What is preferable — simple faith, or intellectual inquiry?
We find the psalmist contrasts the mountains with the depths, and men with beasts:
“צִדְקָתְךָ כְּהַרְרֵי-אֵל, מִשְׁפָּטֶיךָ תְּהוֹם רַבָּה; אָדָם וּבְהֵמָה תוֹשִׁיעַ ה'.” (תהילים ל"ו:ז)
“Your righteousness is like the mighty mountains, Your judgments are like the great abyss. God, You deliver man and beast.” (Ps. 36:7)
What does it mean that God delivers both “man and beast"?
The Sages in Chulin 5b gave a surprising interpretation of this phrase, ‘man and beast.’ They explained that the verse is speaking of individuals — refined, holy individuals — who unite together the best qualities of both humans and animals:
“This refers to those who are cunning in knowledge, and yet conduct themselves like beasts.”
Is this a positive trait? Why should the intelligent and astute conduct themselves like beasts?
We have two qualities that, unfortunately, tend to contradict one another. On the one hand, we have an intellectual side — our innate curiosity, our drive to investigate and understand. And we have a second side, our inner faith, a receptiveness to live life with a simple trust in God and unquestioning acceptance.
These two qualities ordinarily do not go together. Those who are firm in their faith are usually disinclined to rigorously examine and question. And those who feel driven to inquire and investigate, on the other hand, tend to have a weakened attribute of simple faith.
However, the preferred path is that each faculty should not impinge upon the other. Rather, each one should be fully revealed, as if it alone were the dominant trait. Our faith should be unshakeable, as if it were impossible to consider doubt and uncertainty. And our intellectual powers should be alert and fearless, as if we possessed no qualities of inner faith and trust.
Rav Kook warned against piety when it is disconnected from Torah study and inquiry. The greatest danger of such a piety is that
“Fear of sin is replaced by fear of thinking. When a person begins to be afraid to think, he progressively drowns in the morass of ignorance, which robs the light of one’s soul, enervates one’s strength, and cast a pall over one’s spirit.” (Orot HaKodesh vol. III, p. 26).
This then is the lofty level that the Sages described, of holy individuals who are “cunning in their knowledge” — intellectually independent, willing to examine any subject. Yet they do not abandon their simple faith. In their practical lives, they “conduct themselves like beasts.” They serve God with the pure service of a loyal servant who fulfills his master’s wishes without question.
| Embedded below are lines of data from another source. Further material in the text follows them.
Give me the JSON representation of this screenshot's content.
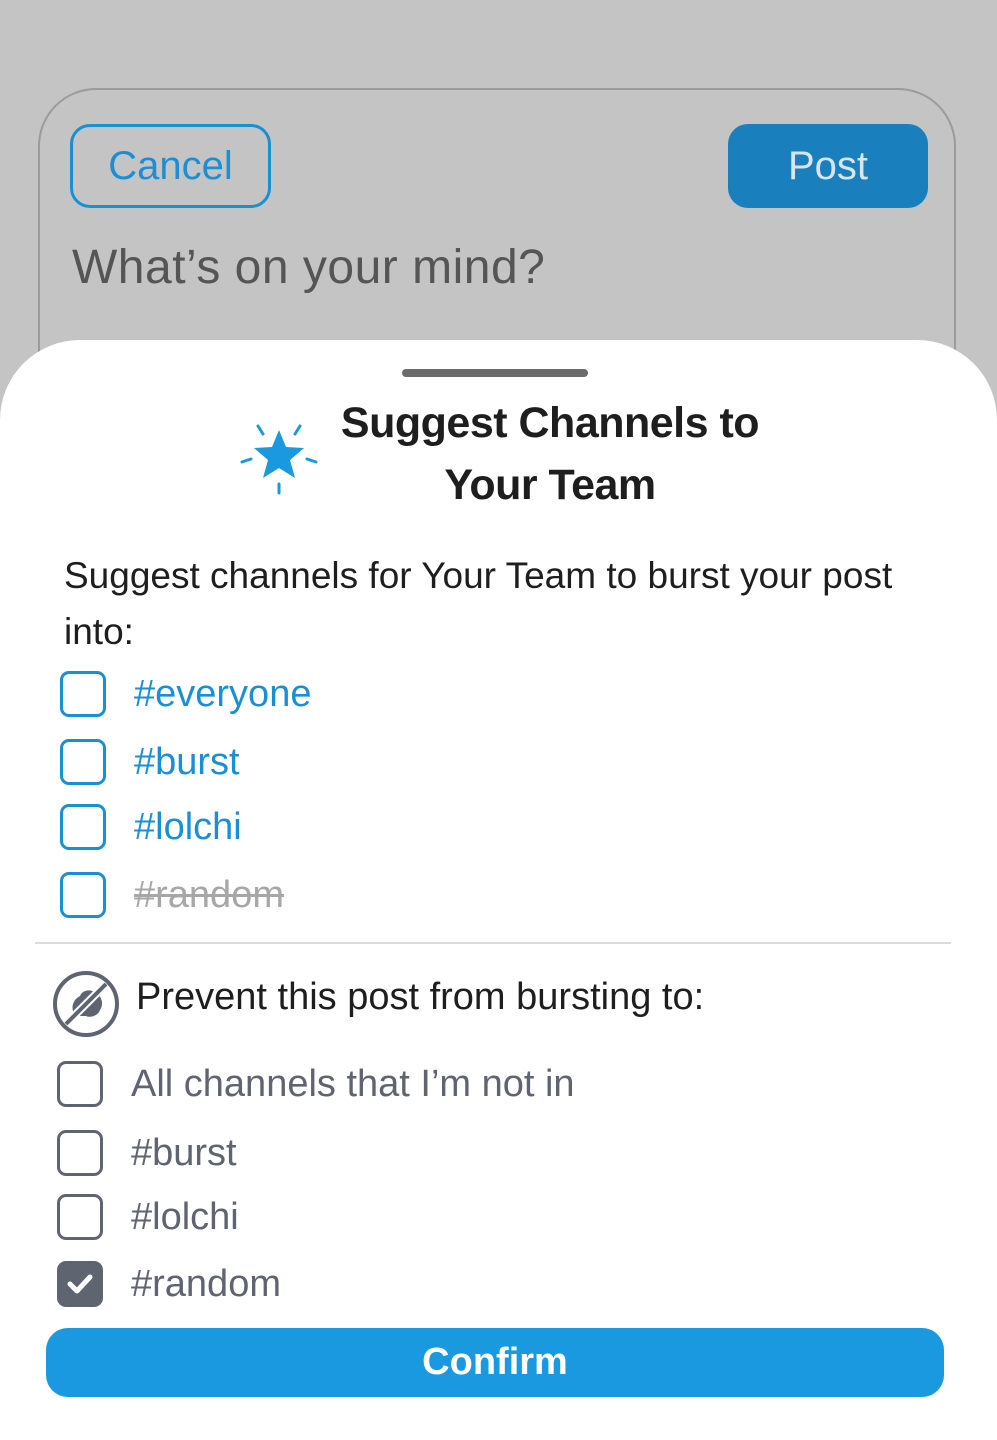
{
  "composer": {
    "cancel_label": "Cancel",
    "post_label": "Post",
    "placeholder": "What’s on your mind?"
  },
  "sheet": {
    "title": "Suggest Channels to Your Team",
    "suggest_description": "Suggest channels for Your Team to burst your post into:",
    "suggest_channels": [
      {
        "label": "#everyone",
        "checked": false,
        "disabled": false
      },
      {
        "label": "#burst",
        "checked": false,
        "disabled": false
      },
      {
        "label": "#lolchi",
        "checked": false,
        "disabled": false
      },
      {
        "label": "#random",
        "checked": false,
        "disabled": true
      }
    ],
    "prevent_heading": "Prevent this post from bursting to:",
    "prevent_options": [
      {
        "label": "All channels that I’m not in",
        "checked": false
      },
      {
        "label": "#burst",
        "checked": false
      },
      {
        "label": "#lolchi",
        "checked": false
      },
      {
        "label": "#random",
        "checked": true
      }
    ],
    "confirm_label": "Confirm"
  },
  "icons": {
    "title_icon": "sparkle-star-icon",
    "prevent_icon": "no-burst-icon",
    "check_icon": "checkmark-icon"
  },
  "colors": {
    "accent_blue": "#1a99e1",
    "post_button": "#1a7fbd",
    "muted_gray": "#5e6570",
    "overlay_background": "#c4c4c4"
  }
}
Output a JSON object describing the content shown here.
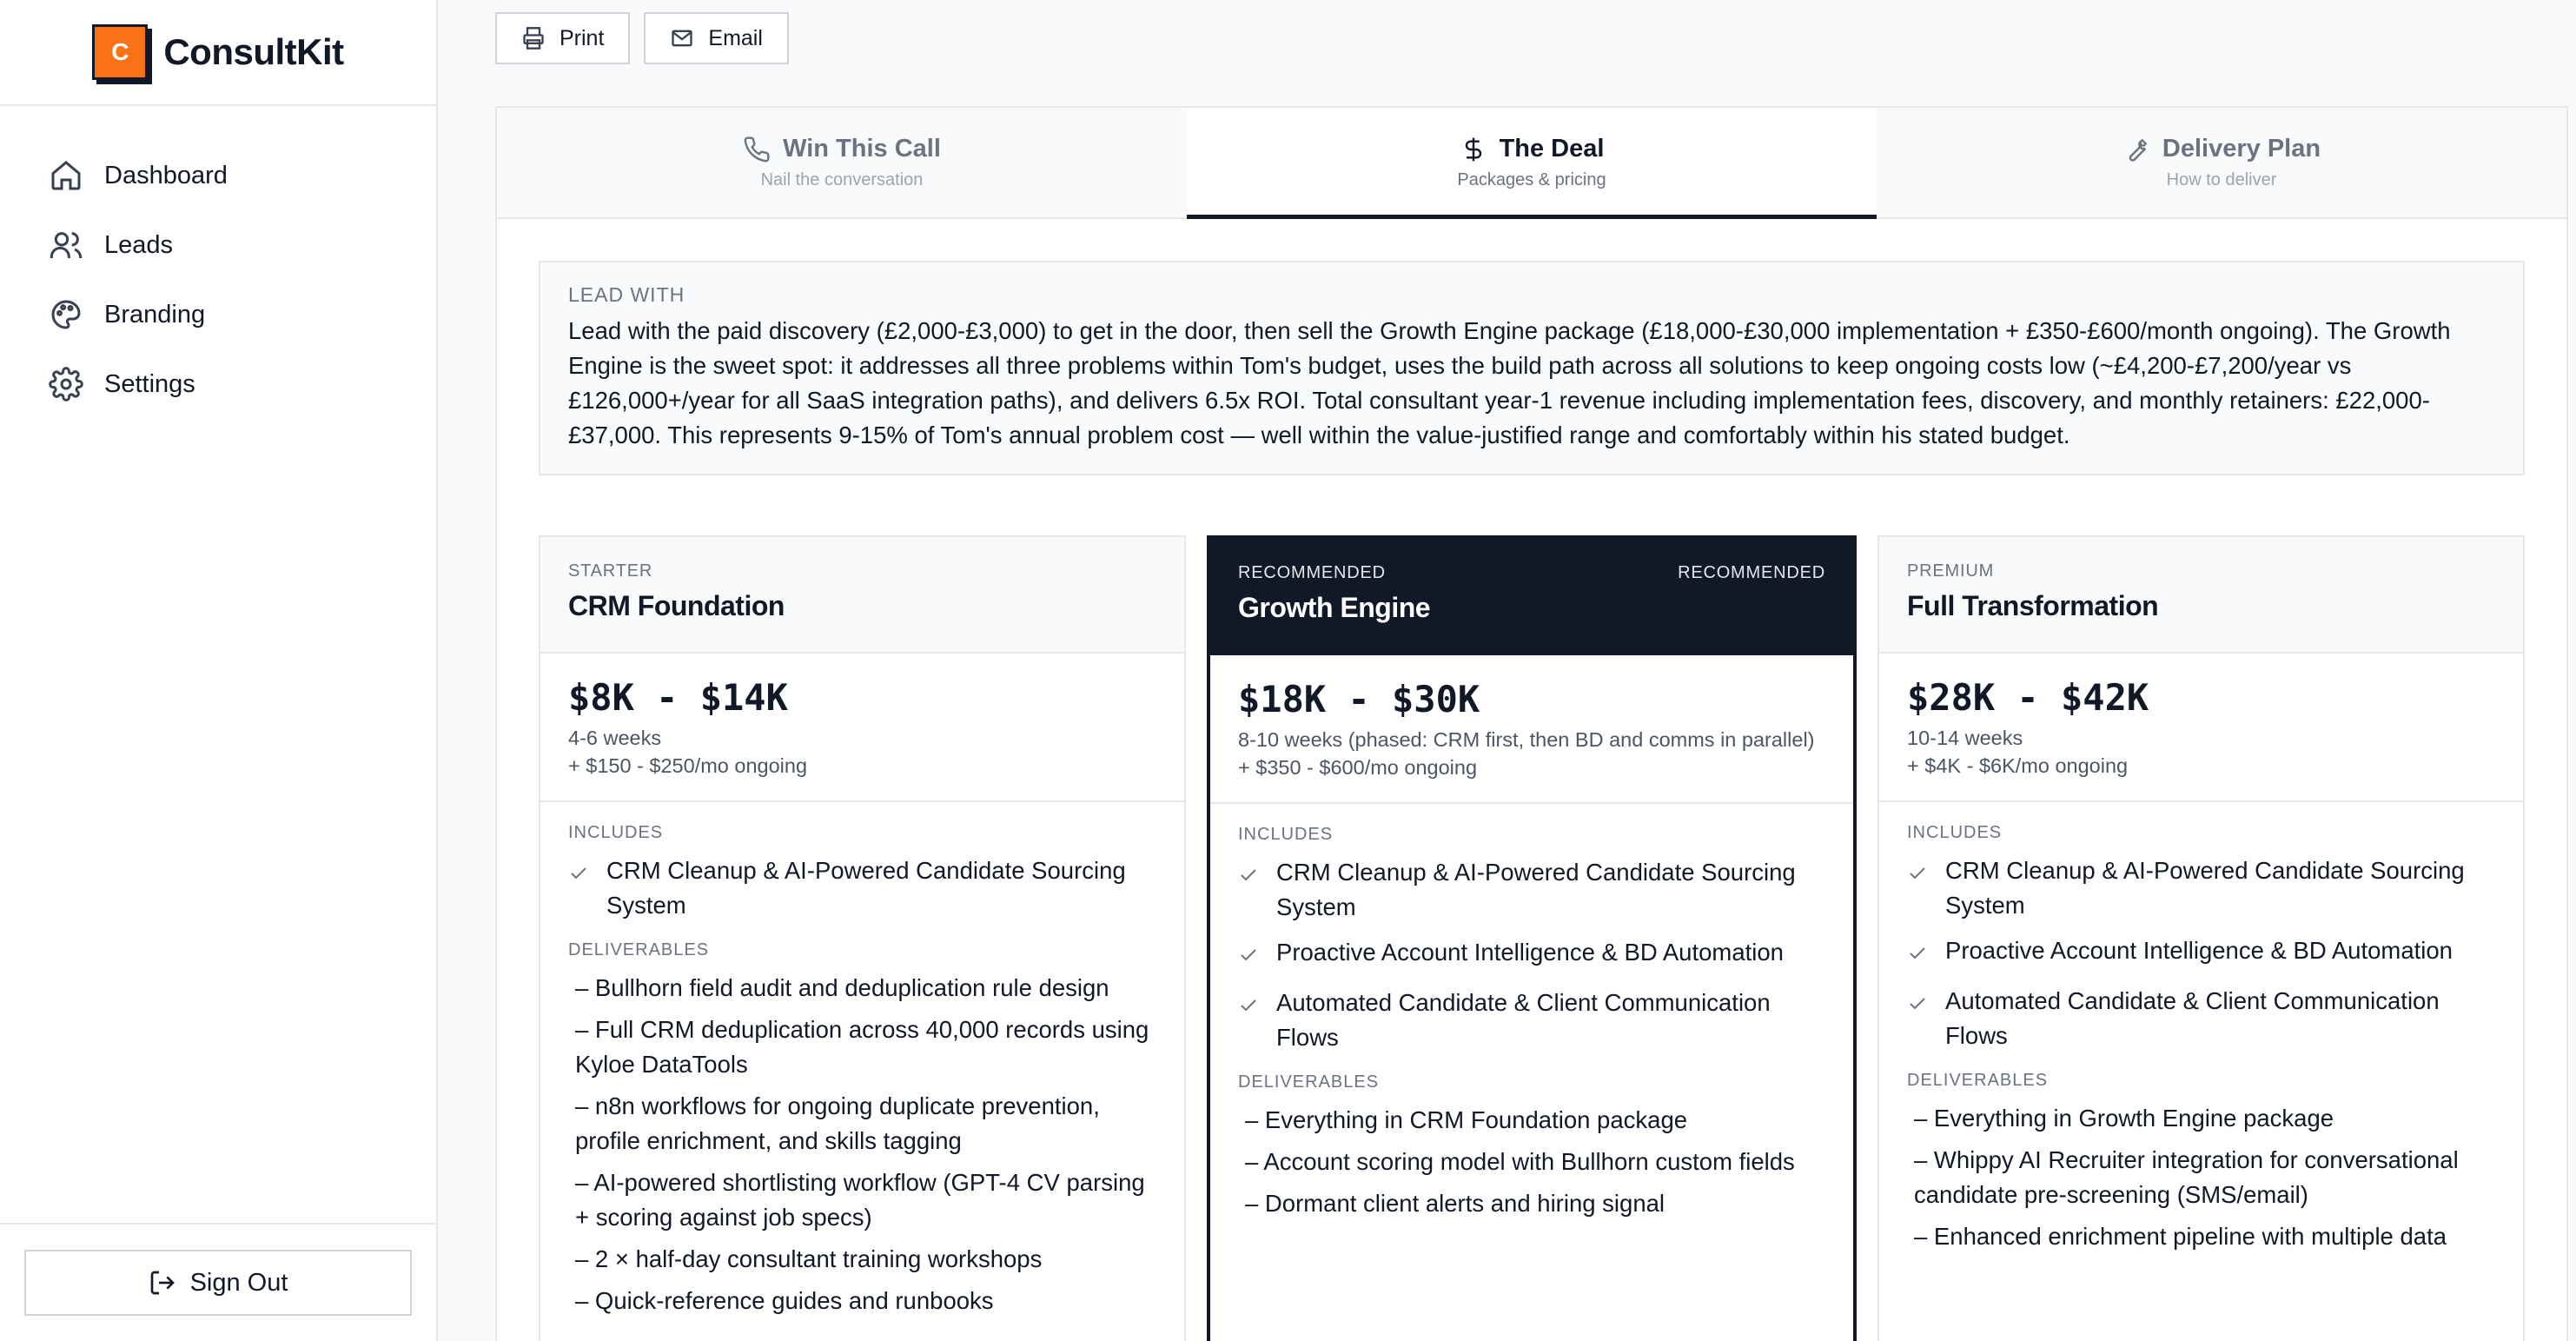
{
  "brand": {
    "logo_letter": "C",
    "name": "ConsultKit",
    "accent": "#f97316"
  },
  "sidebar": {
    "items": [
      {
        "label": "Dashboard",
        "icon": "home-icon"
      },
      {
        "label": "Leads",
        "icon": "users-icon"
      },
      {
        "label": "Branding",
        "icon": "palette-icon"
      },
      {
        "label": "Settings",
        "icon": "gear-icon"
      }
    ],
    "sign_out": "Sign Out"
  },
  "toolbar": {
    "print": "Print",
    "email": "Email"
  },
  "tabs": [
    {
      "title": "Win This Call",
      "subtitle": "Nail the conversation",
      "icon": "phone-icon",
      "active": false
    },
    {
      "title": "The Deal",
      "subtitle": "Packages & pricing",
      "icon": "dollar-icon",
      "active": true
    },
    {
      "title": "Delivery Plan",
      "subtitle": "How to deliver",
      "icon": "wrench-icon",
      "active": false
    }
  ],
  "lead_with": {
    "label": "LEAD WITH",
    "text": "Lead with the paid discovery (£2,000-£3,000) to get in the door, then sell the Growth Engine package (£18,000-£30,000 implementation + £350-£600/month ongoing). The Growth Engine is the sweet spot: it addresses all three problems within Tom's budget, uses the build path across all solutions to keep ongoing costs low (~£4,200-£7,200/year vs £126,000+/year for all SaaS integration paths), and delivers 6.5x ROI. Total consultant year-1 revenue including implementation fees, discovery, and monthly retainers: £22,000-£37,000. This represents 9-15% of Tom's annual problem cost — well within the value-justified range and comfortably within his stated budget."
  },
  "packages": [
    {
      "tier": "STARTER",
      "badge": "",
      "title": "CRM Foundation",
      "price": "$8K - $14K",
      "timeline": "4-6 weeks",
      "ongoing": "+ $150 - $250/mo ongoing",
      "includes_label": "INCLUDES",
      "includes": [
        "CRM Cleanup & AI-Powered Candidate Sourcing System"
      ],
      "deliverables_label": "DELIVERABLES",
      "deliverables": [
        "– Bullhorn field audit and deduplication rule design",
        "– Full CRM deduplication across 40,000 records using Kyloe DataTools",
        "– n8n workflows for ongoing duplicate prevention, profile enrichment, and skills tagging",
        "– AI-powered shortlisting workflow (GPT-4 CV parsing + scoring against job specs)",
        "– 2 × half-day consultant training workshops",
        "– Quick-reference guides and runbooks"
      ]
    },
    {
      "tier": "RECOMMENDED",
      "badge": "RECOMMENDED",
      "title": "Growth Engine",
      "price": "$18K - $30K",
      "timeline": "8-10 weeks (phased: CRM first, then BD and comms in parallel)",
      "ongoing": "+ $350 - $600/mo ongoing",
      "includes_label": "INCLUDES",
      "includes": [
        "CRM Cleanup & AI-Powered Candidate Sourcing System",
        "Proactive Account Intelligence & BD Automation",
        "Automated Candidate & Client Communication Flows"
      ],
      "deliverables_label": "DELIVERABLES",
      "deliverables": [
        "– Everything in CRM Foundation package",
        "– Account scoring model with Bullhorn custom fields",
        "– Dormant client alerts and hiring signal"
      ]
    },
    {
      "tier": "PREMIUM",
      "badge": "",
      "title": "Full Transformation",
      "price": "$28K - $42K",
      "timeline": "10-14 weeks",
      "ongoing": "+ $4K - $6K/mo ongoing",
      "includes_label": "INCLUDES",
      "includes": [
        "CRM Cleanup & AI-Powered Candidate Sourcing System",
        "Proactive Account Intelligence & BD Automation",
        "Automated Candidate & Client Communication Flows"
      ],
      "deliverables_label": "DELIVERABLES",
      "deliverables": [
        "– Everything in Growth Engine package",
        "– Whippy AI Recruiter integration for conversational candidate pre-screening (SMS/email)",
        "– Enhanced enrichment pipeline with multiple data"
      ]
    }
  ]
}
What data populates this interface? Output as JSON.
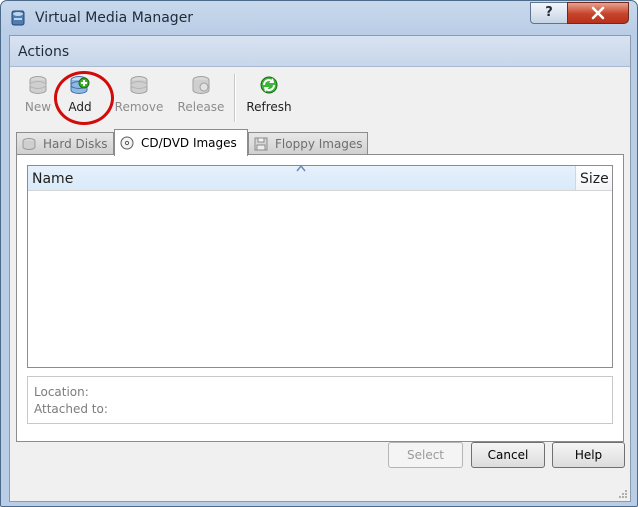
{
  "window": {
    "title": "Virtual Media Manager",
    "help_glyph": "?",
    "close_glyph": "X"
  },
  "actions": {
    "label": "Actions"
  },
  "toolbar": [
    {
      "label": "New",
      "enabled": false,
      "icon": "new-disk-icon"
    },
    {
      "label": "Add",
      "enabled": true,
      "icon": "add-disk-icon"
    },
    {
      "label": "Remove",
      "enabled": false,
      "icon": "remove-disk-icon"
    },
    {
      "label": "Release",
      "enabled": false,
      "icon": "release-disk-icon"
    },
    {
      "label": "Refresh",
      "enabled": true,
      "icon": "refresh-icon"
    }
  ],
  "annotation": {
    "color": "#d20a0a"
  },
  "tabs": [
    {
      "label": "Hard Disks",
      "active": false,
      "icon": "hard-disk-icon"
    },
    {
      "label": "CD/DVD Images",
      "active": true,
      "icon": "cd-dvd-icon"
    },
    {
      "label": "Floppy Images",
      "active": false,
      "icon": "floppy-icon"
    }
  ],
  "list": {
    "columns": [
      "Name",
      "Size"
    ],
    "rows": []
  },
  "info": {
    "location_label": "Location:",
    "attached_label": "Attached to:"
  },
  "buttons": {
    "select": "Select",
    "cancel": "Cancel",
    "help": "Help"
  },
  "colors": {
    "title_bar": "#b9cde6",
    "close_button": "#c6432b",
    "header_highlight": "#d9eaf9"
  }
}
Perhaps this is the connection to the beginning of the verse. God’s tzedakah is like the mighty mountains — the lofty peaks of knowledge that we scale in our relentless efforts to understand. But Divine mishpat reaches all the way down to the great depths, to the depths of our basic inner nature. We should utilize our intellectual gifts to acquire holy character traits, so that our very nature will lead us to paths of goodness and integrity. In this way we become similar to the beasts, who live their lives according to instinctive nature. “You deliver man and beast.”
[Adapted from Orot, p. 167; Olat Re’iyah vol. II, p. 149]